So, here it is. A brief account of my final writing-related travel experience of 2016:
I don’t visit France anything like as often as I would like, and it’s been many years since I was in the south. Let me assure you, I will certainly not be waiting as long until my next visit.
I had been looking forward to a retreat with fellow Swanwick devotee Bridget Holding at her Wild Words nature retreat ever since the moment I returned from Swanwick back in August. (Goodness, that feels like such a long time ago!)
The garden is beautifully well-kept by his partner Rommie, and they grow most of their own fruit and vegetables which are beautifully presented at every meal.
A hearty and healthy breakfast in the morning preceded some time spent with Bridget who gave us exercises to flex our writing muscles. In the afternoon, we went for a walk to the nearby lake, which sits directly at the foot of Bugarach Peak.
Braving the coolness of the water, we went for a dip. This was my first time swimming in ‘open water’ in recent years and it really was exhilarating. It was nice to emerge on the bank not smelling of chlorine and being able to bask in late afternoon sunshine to dry off. I might see if I can find anywhere local where I can relive the experience, albeit probably next Spring/Summer now!
On the Wednesday we visited a magical waterfall and sat around discussing movement, writing poetic descriptions of the thunderous phenomenon. I spent some time pondering our natural world, and how we fail to acknowledge so much of it in our day to day lives; the others decided to go for another open water dip. By all accounts it was way colder than the lake, so I was pleased to transfer to the thermal pond we found a little way down the road!

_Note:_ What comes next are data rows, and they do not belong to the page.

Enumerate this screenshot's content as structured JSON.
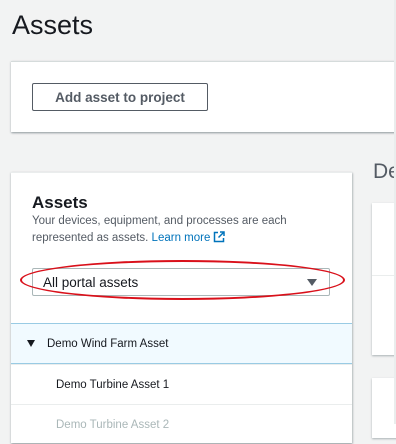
{
  "page": {
    "title": "Assets"
  },
  "toolbar": {
    "add_button_label": "Add asset to project"
  },
  "right_panel": {
    "heading_fragment": "De"
  },
  "assets_panel": {
    "title": "Assets",
    "description": "Your devices, equipment, and processes are each represented as assets.",
    "learn_more_label": "Learn more",
    "filter": {
      "selected": "All portal assets"
    }
  },
  "tree": {
    "items": [
      {
        "label": "Demo Wind Farm Asset",
        "expanded": true,
        "selected": true
      },
      {
        "label": "Demo Turbine Asset 1"
      },
      {
        "label": "Demo Turbine Asset 2"
      }
    ]
  },
  "colors": {
    "link": "#0073bb",
    "highlight_ring": "#d9101a",
    "selected_row": "#f1faff"
  },
  "icons": [
    "external-link-icon",
    "caret-down-icon",
    "tree-expanded-icon"
  ]
}
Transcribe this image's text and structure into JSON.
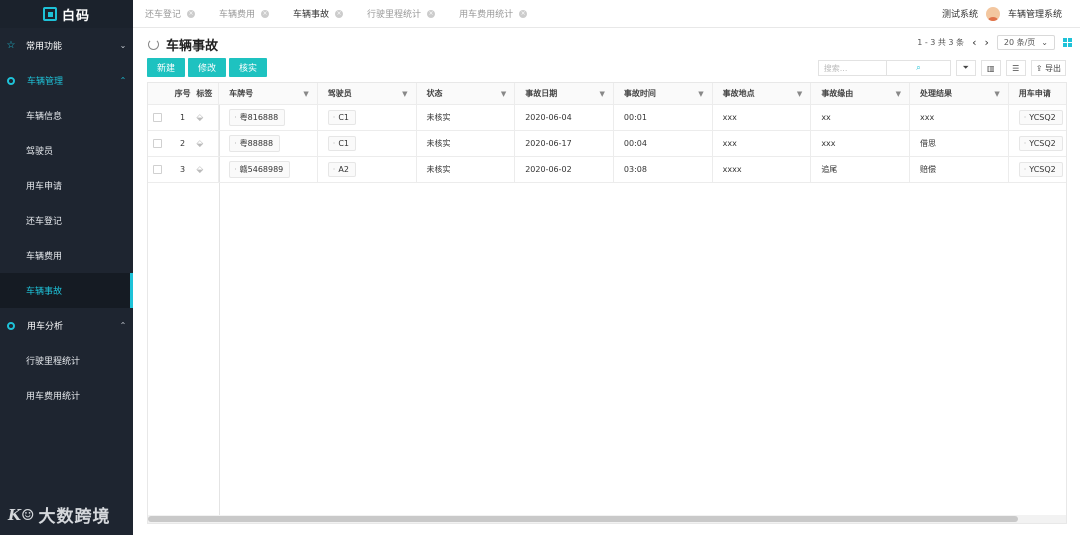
{
  "logo": {
    "text": "白码"
  },
  "sidebar": {
    "groups": [
      {
        "label": "常用功能",
        "icon": "star-icon",
        "expanded": false
      },
      {
        "label": "车辆管理",
        "icon": "circle-icon",
        "expanded": true,
        "items": [
          "车辆信息",
          "驾驶员",
          "用车申请",
          "还车登记",
          "车辆费用",
          "车辆事故"
        ]
      },
      {
        "label": "用车分析",
        "icon": "circle-icon",
        "expanded": true,
        "items": [
          "行驶里程统计",
          "用车费用统计"
        ]
      }
    ],
    "selected_item": "车辆事故"
  },
  "watermark": {
    "logo": "K☺",
    "text": "大数跨境"
  },
  "tabs": [
    {
      "label": "还车登记"
    },
    {
      "label": "车辆费用"
    },
    {
      "label": "车辆事故",
      "active": true
    },
    {
      "label": "行驶里程统计"
    },
    {
      "label": "用车费用统计"
    }
  ],
  "header_right": {
    "system": "测试系统",
    "app": "车辆管理系统"
  },
  "page": {
    "title": "车辆事故"
  },
  "pager": {
    "summary": "1 - 3  共  3  条",
    "page_size": "20 条/页"
  },
  "actions": {
    "new": "新建",
    "edit": "修改",
    "verify": "核实"
  },
  "search": {
    "placeholder": "搜索..."
  },
  "toolbar": {
    "export": "导出"
  },
  "table": {
    "columns": [
      "序号",
      "标签",
      "车牌号",
      "驾驶员",
      "状态",
      "事故日期",
      "事故时间",
      "事故地点",
      "事故缘由",
      "处理结果",
      "用车申请"
    ],
    "rows": [
      {
        "no": "1",
        "plate": "粤816888",
        "driver": "C1",
        "status": "未核实",
        "date": "2020-06-04",
        "time": "00:01",
        "place": "xxx",
        "reason": "xx",
        "result": "xxx",
        "apply": "YCSQ2"
      },
      {
        "no": "2",
        "plate": "粤88888",
        "driver": "C1",
        "status": "未核实",
        "date": "2020-06-17",
        "time": "00:04",
        "place": "xxx",
        "reason": "xxx",
        "result": "借思",
        "apply": "YCSQ2"
      },
      {
        "no": "3",
        "plate": "赣5468989",
        "driver": "A2",
        "status": "未核实",
        "date": "2020-06-02",
        "time": "03:08",
        "place": "xxxx",
        "reason": "追尾",
        "result": "赔偿",
        "apply": "YCSQ2"
      }
    ]
  },
  "colors": {
    "accent": "#1ec2d8",
    "button": "#1ec2c0",
    "sidebar_bg": "#1e2530"
  }
}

Thursday’s weather was a challenge. The forecast said rain, and my injured foot told me a long walk would be unwise, so after a tremendous session on plotting and structure in the morning, I retreated to the solace of my room while the others went off into the wild.

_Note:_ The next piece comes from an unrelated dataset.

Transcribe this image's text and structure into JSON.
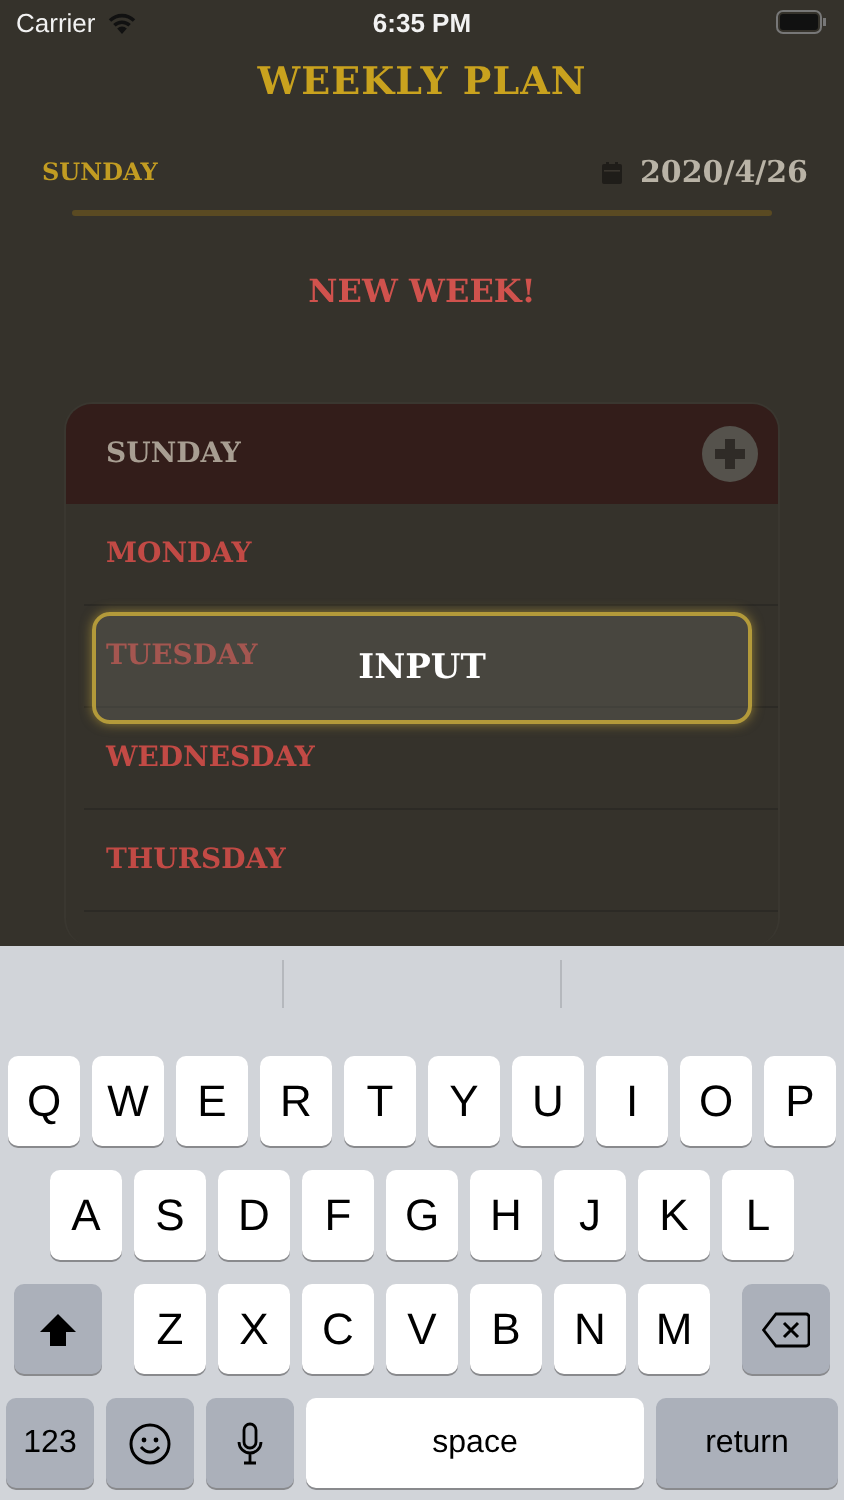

Just a few moments later, the sky darkened. It felt like the mountains were closing in on us, huddling in a rugby scrum with the village underneath. Thunder rolled in the distance, advancing like an angry army across the sky.
I went downstairs to see whether my fellow guests had returned but instead found the pets unsettled so I chose to stay with them while the storm did battle above. As torrential rain battered the landscape and wild flashes of lightning lit up the sky we sat indoors, dry and safe. It must have looked strange. One human female, two dogs and two cats all trying to fit onto a sofa!
The ladies had a truly wild experience though. They eventually came back, soaked to the skin and having tramped through hailstone showers while trying not to get stuck underneath trees!
I was really sad to leave on Friday, especially since Susan and Catherine were staying another day, but unfortunately the flights were not favourable, and I had a date with Margaret Atwood at the RST to keep the following morning, so I had to say my goodbyes.
It’s been an amazing week in the Corbieres mountains at the foothills of the Pyrenees. I will certainly be back this way some time soon…